▶ Task statement: Print all of the data below exactly as it appears, leaving out every image.

Data about app and page elements:
◇ ◇ ◇ ◇ ◇

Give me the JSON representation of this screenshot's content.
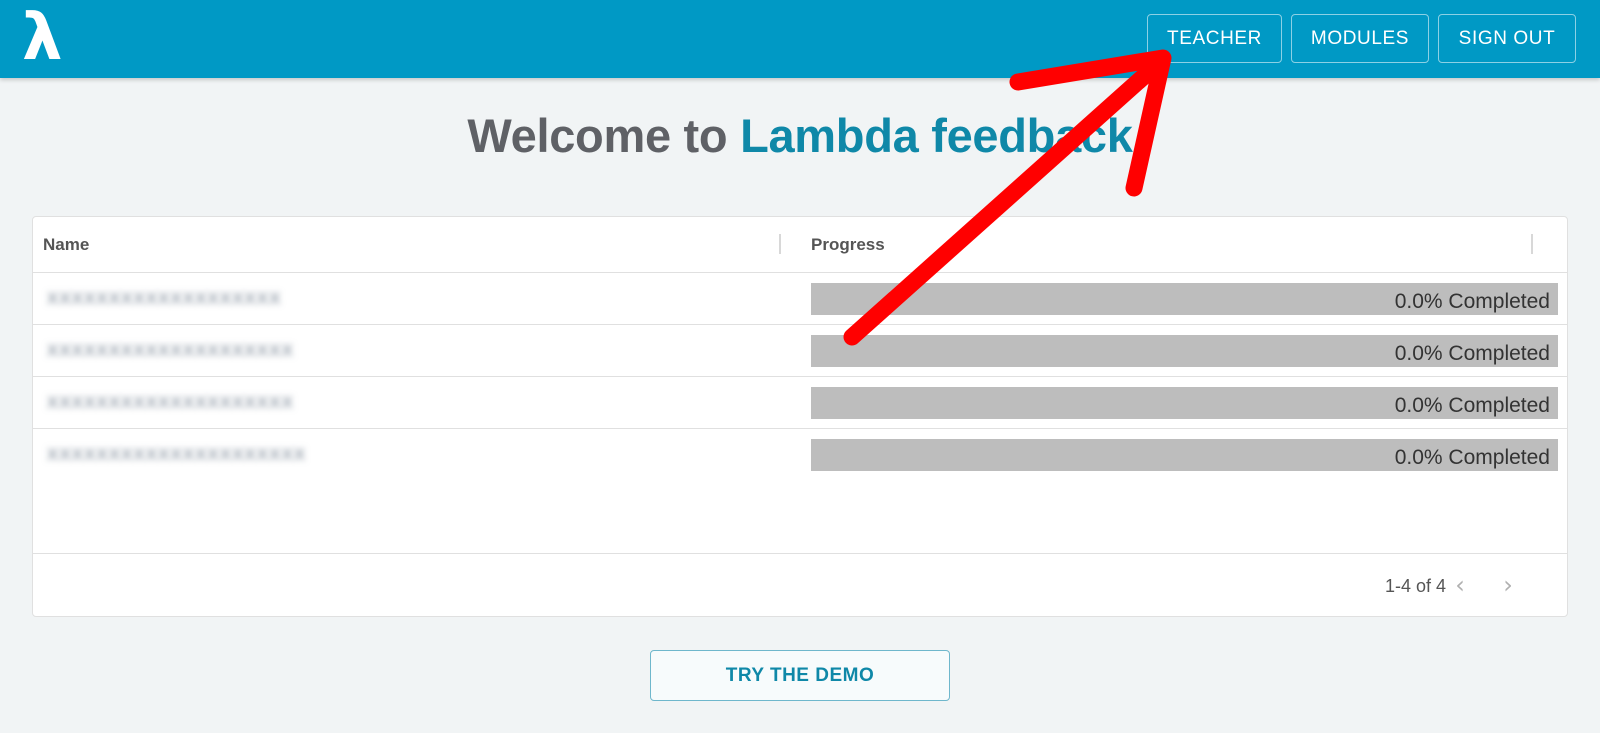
{
  "app": {
    "logo_symbol": "λ",
    "brand_color": "#0099c5"
  },
  "nav": {
    "teacher": "TEACHER",
    "modules": "MODULES",
    "sign_out": "SIGN OUT"
  },
  "welcome": {
    "prefix": "Welcome to ",
    "brand": "Lambda feedback"
  },
  "table": {
    "columns": {
      "name": "Name",
      "progress": "Progress"
    },
    "rows": [
      {
        "name": "XXXXXXXXXXXXXXXXXXX",
        "progress_fraction": 0.0,
        "progress_label": "0.0% Completed"
      },
      {
        "name": "XXXXXXXXXXXXXXXXXXXX",
        "progress_fraction": 0.0,
        "progress_label": "0.0% Completed"
      },
      {
        "name": "XXXXXXXXXXXXXXXXXXXX",
        "progress_fraction": 0.0,
        "progress_label": "0.0% Completed"
      },
      {
        "name": "XXXXXXXXXXXXXXXXXXXXX",
        "progress_fraction": 0.0,
        "progress_label": "0.0% Completed"
      }
    ],
    "pagination": {
      "range": "1-4 of 4",
      "prev_icon": "chevron-left-icon",
      "next_icon": "chevron-right-icon"
    }
  },
  "demo_button": "TRY THE DEMO",
  "annotation": {
    "type": "arrow",
    "color": "#ff0000"
  }
}
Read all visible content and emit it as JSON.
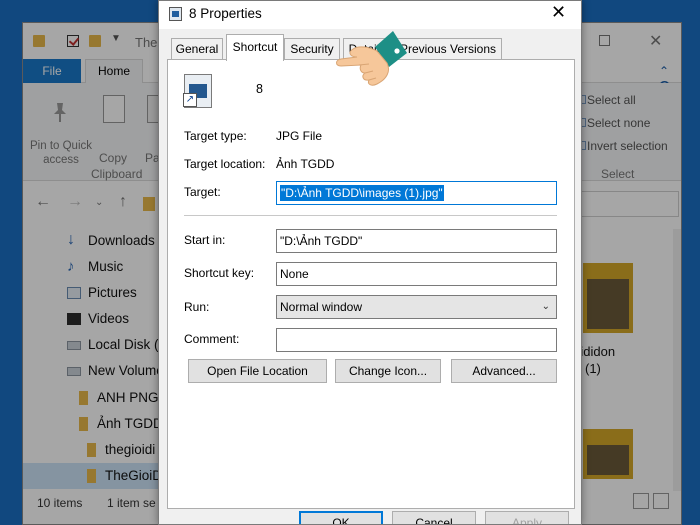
{
  "explorer": {
    "title": "The",
    "tabs": {
      "file": "File",
      "home": "Home"
    },
    "ribbon": {
      "pin_label": "Pin to Quick access",
      "copy_label": "Copy",
      "paste_label": "Pa",
      "clipboard_group": "Clipboard",
      "select_all": "Select all",
      "select_none": "Select none",
      "invert_selection": "Invert selection",
      "select_group": "Select"
    },
    "sidebar": [
      {
        "label": "Downloads",
        "icon": "download-icon"
      },
      {
        "label": "Music",
        "icon": "music-icon"
      },
      {
        "label": "Pictures",
        "icon": "pictures-icon"
      },
      {
        "label": "Videos",
        "icon": "videos-icon"
      },
      {
        "label": "Local Disk (C",
        "icon": "disk-icon"
      },
      {
        "label": "New Volume",
        "icon": "disk-icon"
      },
      {
        "label": "ANH PNG",
        "icon": "folder-icon"
      },
      {
        "label": "Ảnh TGDD",
        "icon": "folder-icon"
      },
      {
        "label": "thegioidi",
        "icon": "folder-icon"
      },
      {
        "label": "TheGioiD",
        "icon": "folder-icon"
      }
    ],
    "files": [
      {
        "name_line1": "gioididon",
        "name_line2": "(1)"
      }
    ],
    "status": {
      "items": "10 items",
      "selected": "1 item se"
    }
  },
  "dialog": {
    "title": "8 Properties",
    "tabs": [
      "General",
      "Shortcut",
      "Security",
      "Details",
      "Previous Versions"
    ],
    "active_tab": "Shortcut",
    "file_name": "8",
    "target_type_label": "Target type:",
    "target_type_value": "JPG File",
    "target_location_label": "Target location:",
    "target_location_value": "Ảnh TGDD",
    "target_label": "Target:",
    "target_value": "\"D:\\Ảnh TGDD\\images (1).jpg\"",
    "start_in_label": "Start in:",
    "start_in_value": "\"D:\\Ảnh TGDD\"",
    "shortcut_key_label": "Shortcut key:",
    "shortcut_key_value": "None",
    "run_label": "Run:",
    "run_value": "Normal window",
    "comment_label": "Comment:",
    "comment_value": "",
    "buttons": {
      "open_location": "Open File Location",
      "change_icon": "Change Icon...",
      "advanced": "Advanced...",
      "ok": "OK",
      "cancel": "Cancel",
      "apply": "Apply"
    }
  },
  "colors": {
    "selection": "#0078d7",
    "accent_hand_cuff": "#1d8f86",
    "hand_skin": "#f6c79a"
  }
}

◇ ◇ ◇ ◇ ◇

▶ Completed task:
Give me the JSON representation of this screenshot's content.
{
  "app": {
    "logo_symbol": "λ",
    "brand_color": "#0099c5"
  },
  "nav": {
    "teacher": "TEACHER",
    "modules": "MODULES",
    "sign_out": "SIGN OUT"
  },
  "welcome": {
    "prefix": "Welcome to ",
    "brand": "Lambda feedback"
  },
  "table": {
    "columns": {
      "name": "Name",
      "progress": "Progress"
    },
    "rows": [
      {
        "name": "XXXXXXXXXXXXXXXXXXX",
        "progress_fraction": 0.0,
        "progress_label": "0.0% Completed"
      },
      {
        "name": "XXXXXXXXXXXXXXXXXXXX",
        "progress_fraction": 0.0,
        "progress_label": "0.0% Completed"
      },
      {
        "name": "XXXXXXXXXXXXXXXXXXXX",
        "progress_fraction": 0.0,
        "progress_label": "0.0% Completed"
      },
      {
        "name": "XXXXXXXXXXXXXXXXXXXXX",
        "progress_fraction": 0.0,
        "progress_label": "0.0% Completed"
      }
    ],
    "pagination": {
      "range": "1-4 of 4",
      "prev_icon": "chevron-left-icon",
      "next_icon": "chevron-right-icon"
    }
  },
  "demo_button": "TRY THE DEMO",
  "annotation": {
    "type": "arrow",
    "color": "#ff0000"
  }
}
Read all visible content and emit it as JSON.
{
  "explorer": {
    "title": "The",
    "tabs": {
      "file": "File",
      "home": "Home"
    },
    "ribbon": {
      "pin_label": "Pin to Quick access",
      "copy_label": "Copy",
      "paste_label": "Pa",
      "clipboard_group": "Clipboard",
      "select_all": "Select all",
      "select_none": "Select none",
      "invert_selection": "Invert selection",
      "select_group": "Select"
    },
    "sidebar": [
      {
        "label": "Downloads",
        "icon": "download-icon"
      },
      {
        "label": "Music",
        "icon": "music-icon"
      },
      {
        "label": "Pictures",
        "icon": "pictures-icon"
      },
      {
        "label": "Videos",
        "icon": "videos-icon"
      },
      {
        "label": "Local Disk (C",
        "icon": "disk-icon"
      },
      {
        "label": "New Volume",
        "icon": "disk-icon"
      },
      {
        "label": "ANH PNG",
        "icon": "folder-icon"
      },
      {
        "label": "Ảnh TGDD",
        "icon": "folder-icon"
      },
      {
        "label": "thegioidi",
        "icon": "folder-icon"
      },
      {
        "label": "TheGioiD",
        "icon": "folder-icon"
      }
    ],
    "files": [
      {
        "name_line1": "gioididon",
        "name_line2": "(1)"
      }
    ],
    "status": {
      "items": "10 items",
      "selected": "1 item se"
    }
  },
  "dialog": {
    "title": "8 Properties",
    "tabs": [
      "General",
      "Shortcut",
      "Security",
      "Details",
      "Previous Versions"
    ],
    "active_tab": "Shortcut",
    "file_name": "8",
    "target_type_label": "Target type:",
    "target_type_value": "JPG File",
    "target_location_label": "Target location:",
    "target_location_value": "Ảnh TGDD",
    "target_label": "Target:",
    "target_value": "\"D:\\Ảnh TGDD\\images (1).jpg\"",
    "start_in_label": "Start in:",
    "start_in_value": "\"D:\\Ảnh TGDD\"",
    "shortcut_key_label": "Shortcut key:",
    "shortcut_key_value": "None",
    "run_label": "Run:",
    "run_value": "Normal window",
    "comment_label": "Comment:",
    "comment_value": "",
    "buttons": {
      "open_location": "Open File Location",
      "change_icon": "Change Icon...",
      "advanced": "Advanced...",
      "ok": "OK",
      "cancel": "Cancel",
      "apply": "Apply"
    }
  },
  "colors": {
    "selection": "#0078d7",
    "accent_hand_cuff": "#1d8f86",
    "hand_skin": "#f6c79a"
  }
}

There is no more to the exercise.